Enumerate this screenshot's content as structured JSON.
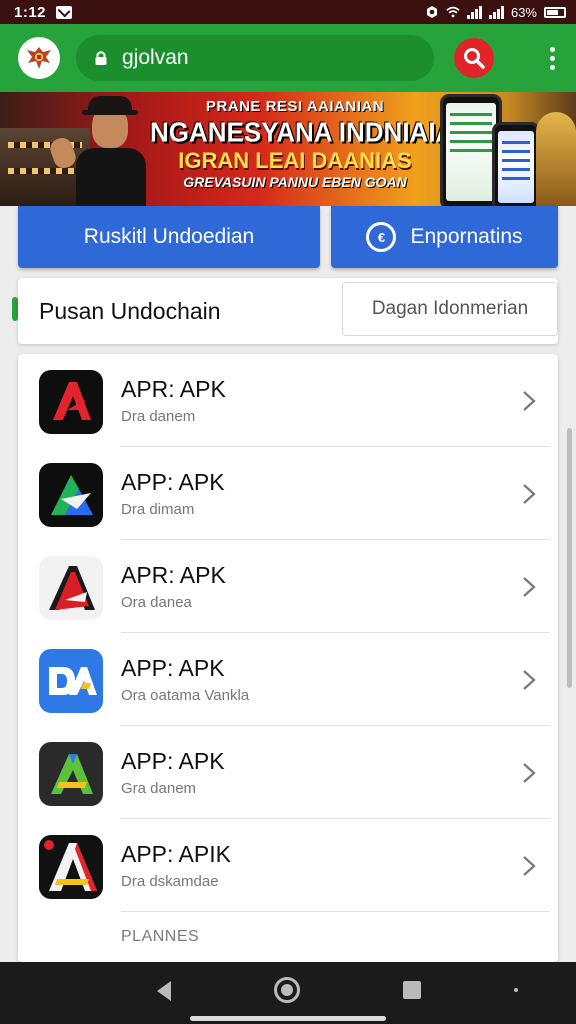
{
  "status_bar": {
    "time": "1:12",
    "battery": "63%"
  },
  "browser": {
    "url_text": "gjolvan"
  },
  "banner": {
    "line1": "PRANE RESI AAIANIAN",
    "line2": "NGANESYANA INDNIAIASI",
    "line3": "IGRAN LEAI DAANIAS",
    "line4": "GREVASUIN PANNU EBEN GOAN"
  },
  "actions": {
    "primary_label": "Ruskitl Undoedian",
    "secondary_label": "Enpornatins"
  },
  "section": {
    "title": "Pusan Undochain",
    "subtitle_button": "Dagan Idonmerian"
  },
  "apps": [
    {
      "name": "APR: APK",
      "subtitle": "Dra danem",
      "icon": "red-a-icon",
      "colors": [
        "#0e0e0e",
        "#e3242b"
      ]
    },
    {
      "name": "APP: APK",
      "subtitle": "Dra dimam",
      "icon": "green-blue-a-icon",
      "colors": [
        "#0e0e0e",
        "#22b35a",
        "#2a6cf0"
      ]
    },
    {
      "name": "APR: APK",
      "subtitle": "Ora danea",
      "icon": "white-red-a-icon",
      "colors": [
        "#f2f2f2",
        "#d81f26"
      ]
    },
    {
      "name": "APP: APK",
      "subtitle": "Ora oatama Vankla",
      "icon": "blue-da-icon",
      "colors": [
        "#2f79e6",
        "#ffffff"
      ]
    },
    {
      "name": "APP: APK",
      "subtitle": "Gra danem",
      "icon": "green-a-icon",
      "colors": [
        "#2a2a2a",
        "#5cc23b"
      ]
    },
    {
      "name": "APP: APIK",
      "subtitle": "Dra dskamdae",
      "icon": "red-yellow-a-icon",
      "colors": [
        "#111111",
        "#e3242b",
        "#f5c21b"
      ]
    }
  ],
  "list_footer": "PLANNES",
  "colors": {
    "app_bar": "#27a33b",
    "accent_red": "#e1232a",
    "button_blue": "#2f69d8",
    "status_bar": "#3a1010"
  }
}
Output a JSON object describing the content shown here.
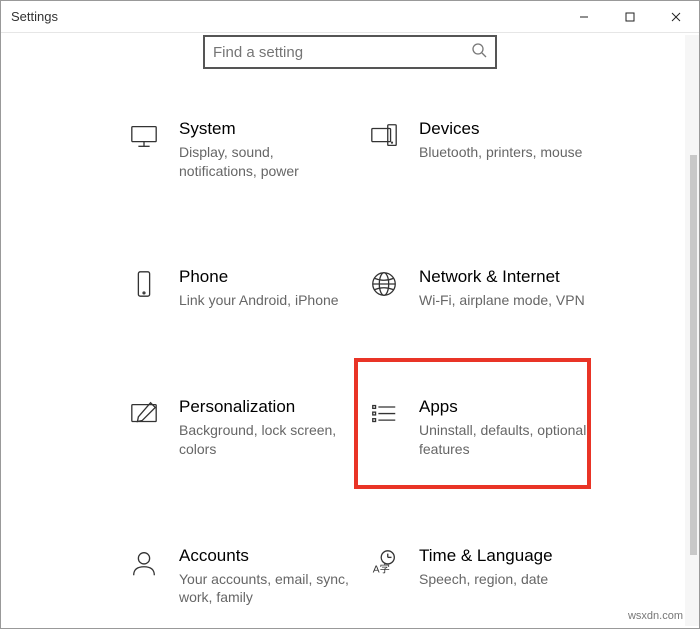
{
  "window": {
    "title": "Settings"
  },
  "search": {
    "placeholder": "Find a setting"
  },
  "categories": {
    "system": {
      "title": "System",
      "desc": "Display, sound, notifications, power"
    },
    "devices": {
      "title": "Devices",
      "desc": "Bluetooth, printers, mouse"
    },
    "phone": {
      "title": "Phone",
      "desc": "Link your Android, iPhone"
    },
    "network": {
      "title": "Network & Internet",
      "desc": "Wi-Fi, airplane mode, VPN"
    },
    "personalization": {
      "title": "Personalization",
      "desc": "Background, lock screen, colors"
    },
    "apps": {
      "title": "Apps",
      "desc": "Uninstall, defaults, optional features"
    },
    "accounts": {
      "title": "Accounts",
      "desc": "Your accounts, email, sync, work, family"
    },
    "time": {
      "title": "Time & Language",
      "desc": "Speech, region, date"
    }
  },
  "watermark": "wsxdn.com"
}
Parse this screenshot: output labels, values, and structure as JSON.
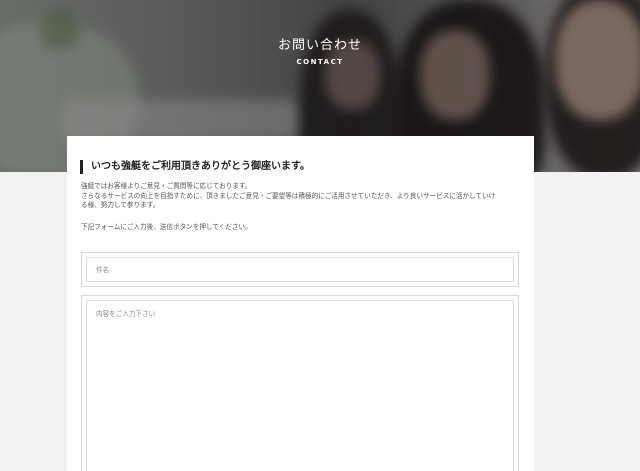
{
  "hero": {
    "title": "お問い合わせ",
    "subtitle": "CONTACT"
  },
  "intro": {
    "heading": "いつも強艇をご利用頂きありがとう御座います。",
    "lines": [
      "強艇ではお客様よりご意見・ご質問等に応じております。",
      "さらなるサービスの向上を目指すために、頂きましたご意見・ご要望等は積極的にご活用させていただき、より良いサービスに活かしていけ",
      "る様、努力して参ります。"
    ],
    "note": "下記フォームにご入力後、送信ボタンを押してください。"
  },
  "form": {
    "subject_placeholder": "件名",
    "message_placeholder": "内容をご入力下さい"
  },
  "colors": {
    "page_bg": "#f2f2f2",
    "card_bg": "#ffffff",
    "heading_bar": "#222222"
  }
}
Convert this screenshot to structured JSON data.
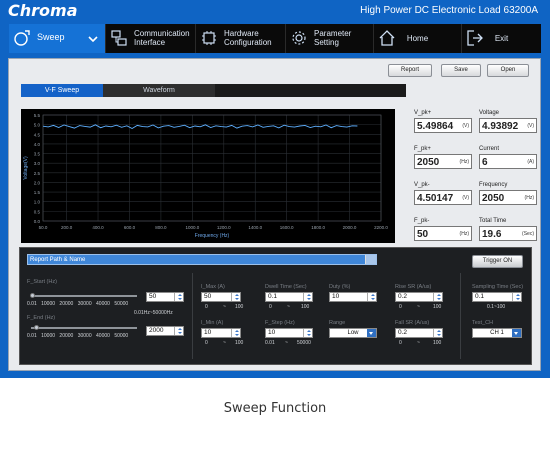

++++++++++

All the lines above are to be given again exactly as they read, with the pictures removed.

● Answer to this exercise:
Enumerate this screenshot's content as structured JSON.
{
  "status_bar": {
    "time": "1:12",
    "battery": "63%"
  },
  "browser": {
    "url_text": "gjolvan"
  },
  "banner": {
    "line1": "PRANE RESI AAIANIAN",
    "line2": "NGANESYANA INDNIAIASI",
    "line3": "IGRAN LEAI DAANIAS",
    "line4": "GREVASUIN PANNU EBEN GOAN"
  },
  "actions": {
    "primary_label": "Ruskitl Undoedian",
    "secondary_label": "Enpornatins"
  },
  "section": {
    "title": "Pusan Undochain",
    "subtitle_button": "Dagan Idonmerian"
  },
  "apps": [
    {
      "name": "APR: APK",
      "subtitle": "Dra danem",
      "icon": "red-a-icon",
      "colors": [
        "#0e0e0e",
        "#e3242b"
      ]
    },
    {
      "name": "APP: APK",
      "subtitle": "Dra dimam",
      "icon": "green-blue-a-icon",
      "colors": [
        "#0e0e0e",
        "#22b35a",
        "#2a6cf0"
      ]
    },
    {
      "name": "APR: APK",
      "subtitle": "Ora danea",
      "icon": "white-red-a-icon",
      "colors": [
        "#f2f2f2",
        "#d81f26"
      ]
    },
    {
      "name": "APP: APK",
      "subtitle": "Ora oatama Vankla",
      "icon": "blue-da-icon",
      "colors": [
        "#2f79e6",
        "#ffffff"
      ]
    },
    {
      "name": "APP: APK",
      "subtitle": "Gra danem",
      "icon": "green-a-icon",
      "colors": [
        "#2a2a2a",
        "#5cc23b"
      ]
    },
    {
      "name": "APP: APIK",
      "subtitle": "Dra dskamdae",
      "icon": "red-yellow-a-icon",
      "colors": [
        "#111111",
        "#e3242b",
        "#f5c21b"
      ]
    }
  ],
  "list_footer": "PLANNES",
  "colors": {
    "app_bar": "#27a33b",
    "accent_red": "#e1232a",
    "button_blue": "#2f69d8",
    "status_bar": "#3a1010"
  }
}
Output a JSON object describing the content shown here.
{
  "window": {
    "title": "Settings"
  },
  "search": {
    "placeholder": "Find a setting"
  },
  "categories": {
    "system": {
      "title": "System",
      "desc": "Display, sound, notifications, power"
    },
    "devices": {
      "title": "Devices",
      "desc": "Bluetooth, printers, mouse"
    },
    "phone": {
      "title": "Phone",
      "desc": "Link your Android, iPhone"
    },
    "network": {
      "title": "Network & Internet",
      "desc": "Wi-Fi, airplane mode, VPN"
    },
    "personalization": {
      "title": "Personalization",
      "desc": "Background, lock screen, colors"
    },
    "apps": {
      "title": "Apps",
      "desc": "Uninstall, defaults, optional features"
    },
    "accounts": {
      "title": "Accounts",
      "desc": "Your accounts, email, sync, work, family"
    },
    "time": {
      "title": "Time & Language",
      "desc": "Speech, region, date"
    }
  },
  "watermark": "wsxdn.com"
}
Parse this screenshot: output labels, values, and structure as JSON.
{
  "hero": {
    "title": "お問い合わせ",
    "subtitle": "CONTACT"
  },
  "intro": {
    "heading": "いつも強艇をご利用頂きありがとう御座います。",
    "lines": [
      "強艇ではお客様よりご意見・ご質問等に応じております。",
      "さらなるサービスの向上を目指すために、頂きましたご意見・ご要望等は積極的にご活用させていただき、より良いサービスに活かしていけ",
      "る様、努力して参ります。"
    ],
    "note": "下記フォームにご入力後、送信ボタンを押してください。"
  },
  "form": {
    "subject_placeholder": "件名",
    "message_placeholder": "内容をご入力下さい"
  },
  "colors": {
    "page_bg": "#f2f2f2",
    "card_bg": "#ffffff",
    "heading_bar": "#222222"
  }
}
Convert this screenshot to structured JSON data.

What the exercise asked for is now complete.